Iowa Growers Support New ISU Research on Soybean Rust
November 11th, 2004
With financial commitment from the Iowa Soybean Promotion Board, Iowa State University will fund new research on soybean rust, a potentially devastating fungal disease that was found for the first time in North America this week.
On Wednesday, the U.S. Department of Agriculture confirmed that soybean rust had been discovered on soybean plants in Louisiana. The disease, which can substantially reduce soybean yields, has affected crops in every continent where soybeans are grown.
"For the past two years, Iowa State has been a national leader in extension and educational efforts to prepare soybean growers for the arrival of soybean rust. With the support of Iowa soybean growers, we'll be well-positioned to lead the search for research solutions to soybean rust," said Catherine Woteki, dean of the College of Agriculture.

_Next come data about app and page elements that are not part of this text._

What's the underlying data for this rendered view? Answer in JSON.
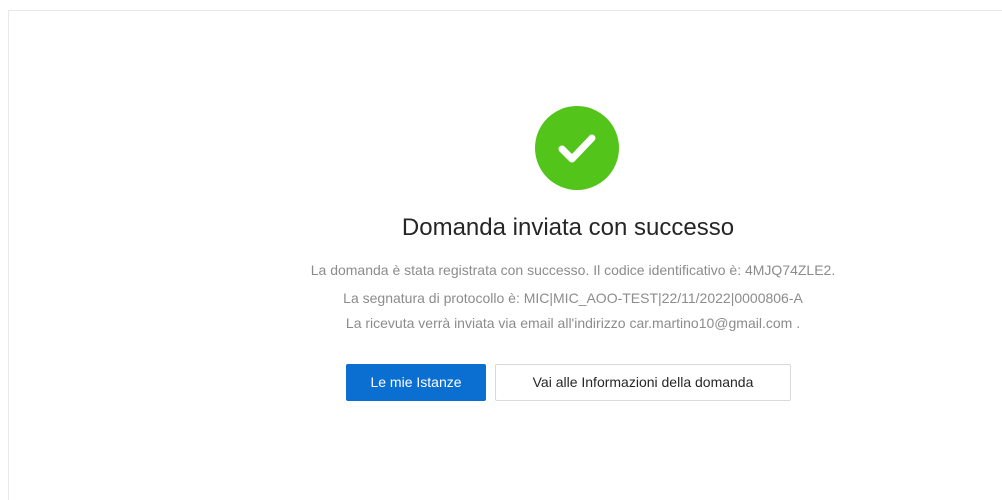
{
  "result": {
    "status_icon": "check-circle-icon",
    "status_color": "#52c41a",
    "title": "Domanda inviata con successo",
    "lines": [
      "La domanda è stata registrata con successo. Il codice identificativo è: 4MJQ74ZLE2.",
      "La segnatura di protocollo è: MIC|MIC_AOO-TEST|22/11/2022|0000806-A",
      "La ricevuta verrà inviata via email all'indirizzo car.martino10@gmail.com ."
    ]
  },
  "actions": {
    "primary_label": "Le mie Istanze",
    "secondary_label": "Vai alle Informazioni della domanda",
    "primary_color": "#0b6fd1"
  }
}
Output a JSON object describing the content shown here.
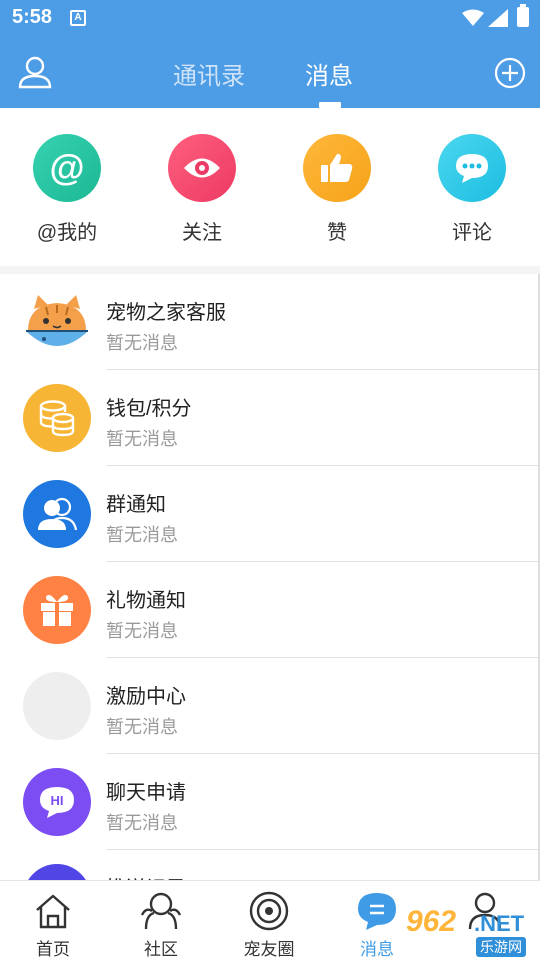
{
  "status_bar": {
    "time": "5:58",
    "notification_letter": "A"
  },
  "header": {
    "tabs": [
      {
        "label": "通讯录",
        "active": false
      },
      {
        "label": "消息",
        "active": true
      }
    ]
  },
  "quick_actions": [
    {
      "label": "@我的",
      "icon": "at-icon"
    },
    {
      "label": "关注",
      "icon": "eye-icon"
    },
    {
      "label": "赞",
      "icon": "thumbs-up-icon"
    },
    {
      "label": "评论",
      "icon": "comment-icon"
    }
  ],
  "messages": [
    {
      "title": "宠物之家客服",
      "subtitle": "暂无消息",
      "icon": "cat-fish-avatar"
    },
    {
      "title": "钱包/积分",
      "subtitle": "暂无消息",
      "icon": "coins-icon",
      "color": "#f7b535"
    },
    {
      "title": "群通知",
      "subtitle": "暂无消息",
      "icon": "group-users-icon",
      "color": "#1f78e0"
    },
    {
      "title": "礼物通知",
      "subtitle": "暂无消息",
      "icon": "gift-icon",
      "color": "#ff8144"
    },
    {
      "title": "激励中心",
      "subtitle": "暂无消息",
      "icon": "blank-avatar",
      "color": "#eeeeee"
    },
    {
      "title": "聊天申请",
      "subtitle": "暂无消息",
      "icon": "hi-chat-icon",
      "color": "#7b4df2"
    },
    {
      "title": "推送记录",
      "subtitle": "",
      "icon": "push-icon",
      "color": "#5046e6"
    }
  ],
  "bottom_nav": [
    {
      "label": "首页",
      "icon": "home-icon",
      "active": false
    },
    {
      "label": "社区",
      "icon": "community-icon",
      "active": false
    },
    {
      "label": "宠友圈",
      "icon": "pet-circle-icon",
      "active": false
    },
    {
      "label": "消息",
      "icon": "message-icon",
      "active": true
    },
    {
      "label": "",
      "icon": "profile-icon",
      "active": false
    }
  ],
  "watermark": {
    "number": "962",
    "domain": ".NET",
    "site_name": "乐游网"
  },
  "colors": {
    "primary": "#4d9de6",
    "active_tab": "#3f9be5"
  }
}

"Iowa is the nation's leading soybean-growing state with more than 338 million bushels harvested last year and a $2.6 billion economic impact," said Alan Karkosh, chairman of the Iowa Soybean Promotion Board and a grower from Hudson, Iowa. "Now that soybean rust has been confirmed in the United States, we need to focus on research areas that will help soybean growers address the problem."
The Iowa Soybean Promotion Board is a volunteer board of 17 Iowa soybean farmers elected by soybean producers to maximize the profitability of Iowa soybean producers by investing and administering checkoff funds in research, market development and educational activities.

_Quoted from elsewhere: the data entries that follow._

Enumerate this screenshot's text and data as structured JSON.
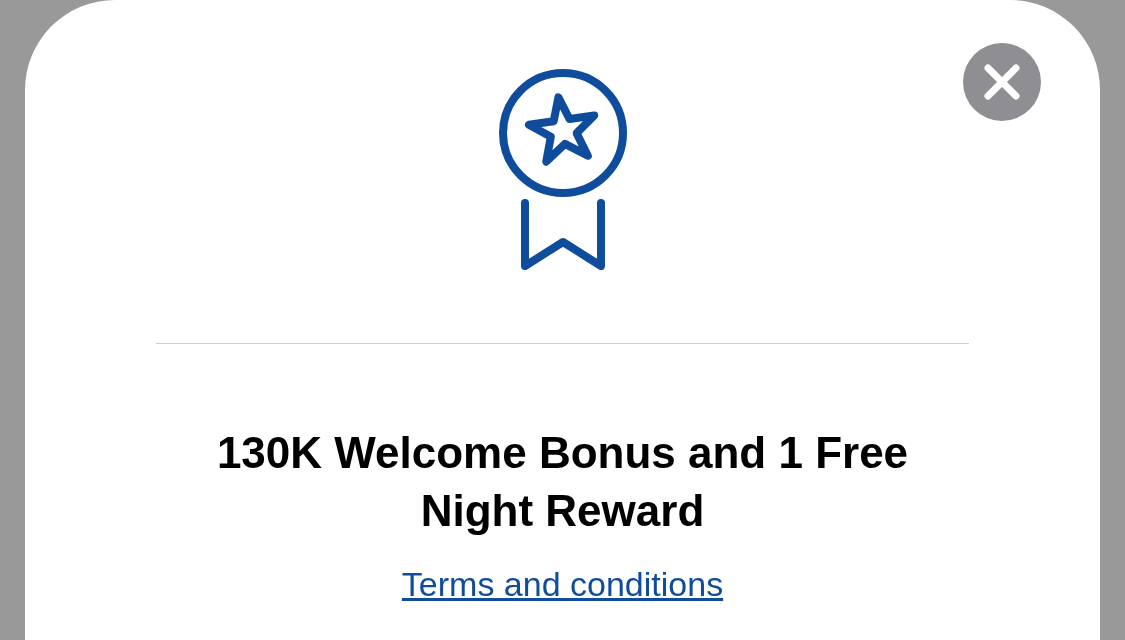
{
  "sheet": {
    "title": "130K Welcome Bonus and 1 Free Night Reward",
    "link": "Terms and conditions"
  }
}
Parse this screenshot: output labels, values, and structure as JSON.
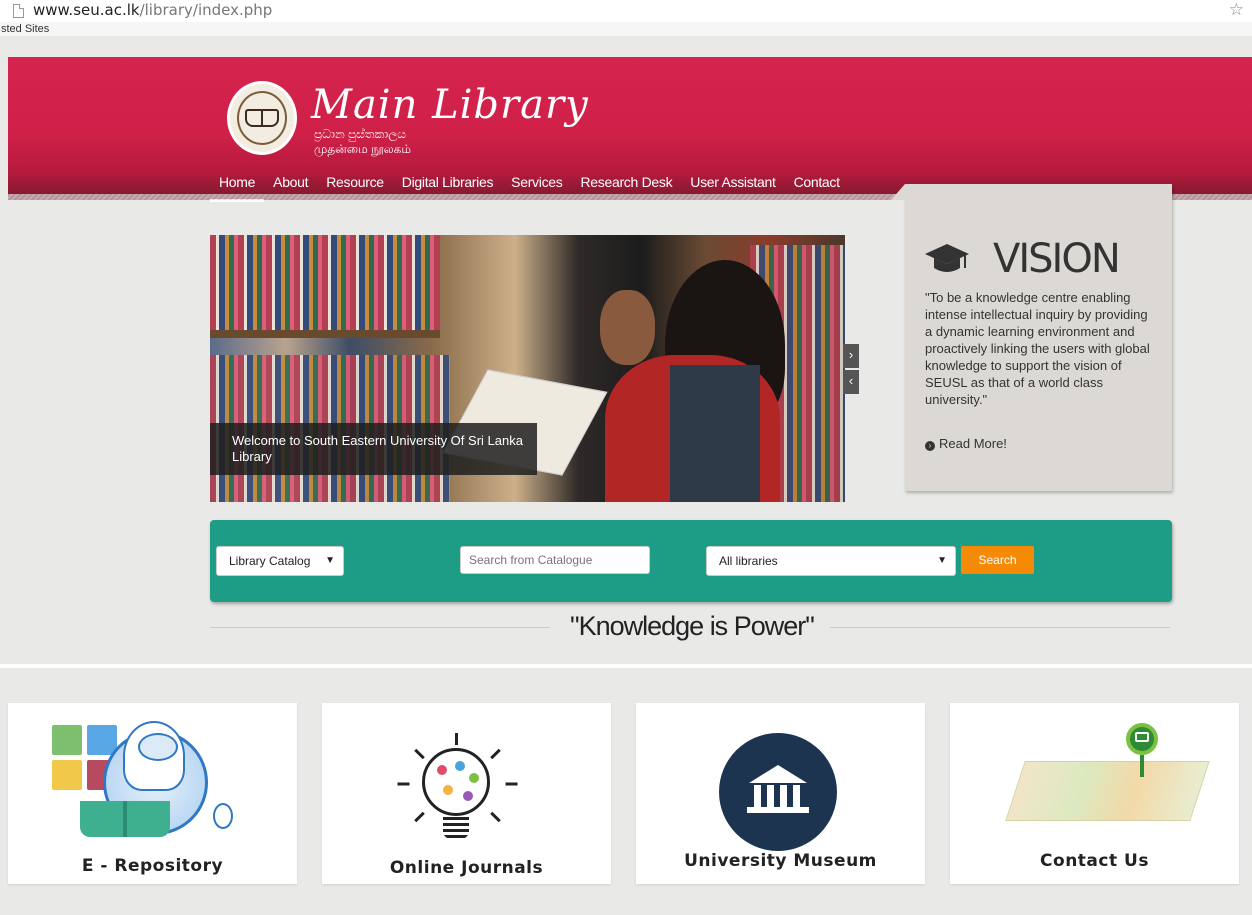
{
  "browser": {
    "url_host": "www.seu.ac.lk",
    "url_path": "/library/index.php",
    "bookmarks_label": "sted Sites"
  },
  "header": {
    "title": "Main Library",
    "subtitle_sinhala": "ප්‍රධාන පුස්තකාලය",
    "subtitle_tamil": "முதன்மை நூலகம்"
  },
  "nav": {
    "items": [
      "Home",
      "About",
      "Resource",
      "Digital Libraries",
      "Services",
      "Research Desk",
      "User Assistant",
      "Contact"
    ],
    "active": "Home"
  },
  "vision": {
    "title": "VISION",
    "text": "\"To be a knowledge centre enabling intense intellectual inquiry by providing a dynamic learning environment and proactively linking the users with global knowledge to support the vision of SEUSL as that of a world class university.\"",
    "read_more": "Read More!",
    "icon": "graduation-cap-icon"
  },
  "slider": {
    "caption": "Welcome to South Eastern University Of Sri Lanka Library",
    "next_icon": "›",
    "prev_icon": "‹"
  },
  "search": {
    "catalog_select": "Library Catalog",
    "placeholder": "Search from Catalogue",
    "libraries_select": "All libraries",
    "button": "Search"
  },
  "quote": "\"Knowledge is Power\"",
  "cards": [
    {
      "label": "E - Repository",
      "icon": "e-repository-icon"
    },
    {
      "label": "Online Journals",
      "icon": "lightbulb-brain-icon"
    },
    {
      "label": "University Museum",
      "icon": "museum-icon"
    },
    {
      "label": "Contact Us",
      "icon": "map-pin-icon"
    }
  ],
  "colors": {
    "header": "#d5244f",
    "search_bar": "#1d9d86",
    "search_button": "#f58a07",
    "vision_bg": "#dcd9d4"
  }
}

Earlier this year, representatives of Iowa State and the Iowa Soybean Promotion Board began developing plans for a new research initiative on the disease.
As part of the new effort, Iowa State will create two new faculty positions in the colleges of agriculture and liberal arts and sciences, as well as a postdoctoral scientist position. The Iowa Soybean Promotion Board will provide $500,000 over three years to help fund salaries of the new faculty. After three years, the university will fully fund the positions. Iowa State will fund costs involved in starting up the new research programs, including setting up laboratories. ISU's Plant Sciences Institute will fund the postdoctoral scientist position and other research costs.
Searches for the new positions will begin soon. The soybean organization also has pledged additional support for research when the faculty members are hired.
"The new faculty positions will provide essential links from fundamental research on the molecular level to the more applied research with practical applications," said David Wright, director of production technology for the Iowa Soybean Promotion Board.
The new faculty members and postdoctoral scientist will conduct studies on fungal biology of soybean diseases and molecular-level research on how plants respond to attacks by pathogens. The primary emphasis will be on soybean rust. They also will work closely with ISU agronomists on identifying potential new sources of disease resistance in soybean.
ISU research currently underway on soybean rust includes:
- X.B. Yang, a professor of plant pathology, has studied soybean rust since 1989 - one of only a handful of scientists in the nation who has conducted research on the disease. The Iowa Soybean Promotion Board currently funds Yang's research on using environmental models to assess the movement of the disease.
- A research initiative underway in the Plant Sciences Institute addresses soybean rust at the molecular level. Plant pathology faculty Thomas Baum and Steve Whitham are embarking on research to analyze the molecular host-pathogen interactions of soybean rust. Knowledge gained from the work may lead to rust-resistant soybean cultivars or new management strategies to control the disease. Because U.S. quarantine regulations prohibit research with infected tissue at Iowa State, Baum and Whitham will conduct some of their experiments in South America. They have obtained permission to transport RNA from infected soybean tissue to ISU and have hired a postdoctoral researcher who will start in January.
The Iowa Soybean Rust Team has been preparing for the arrival of the new disease for the past two years. The team has trained approximately 400 Iowa crop professionals as "first detectors" to identify soybean rust. This winter, 12 additional meetings in ISU's Crop Advantage Series are planned to educate soybean producers about the disease. The team is encouraging Iowa's growers to attend the meetings. Members represent Iowa State University, the Iowa Department of Agriculture and Land Stewardship, the Iowa Soybean Association, the Iowa Soybean Promotion Board and the U.S. Department of Agriculture's Animal and Plant Health Inspection Service. More information about the team and soybean rust is available on the Web, http://www.soybeanrust.info.
Pam Molitor, Iowa Soybean Association, Director of Communications, 800-383-1423
Brian Meyer, Iowa State University Agriculture Communications, (515) 294-5616, email@example.com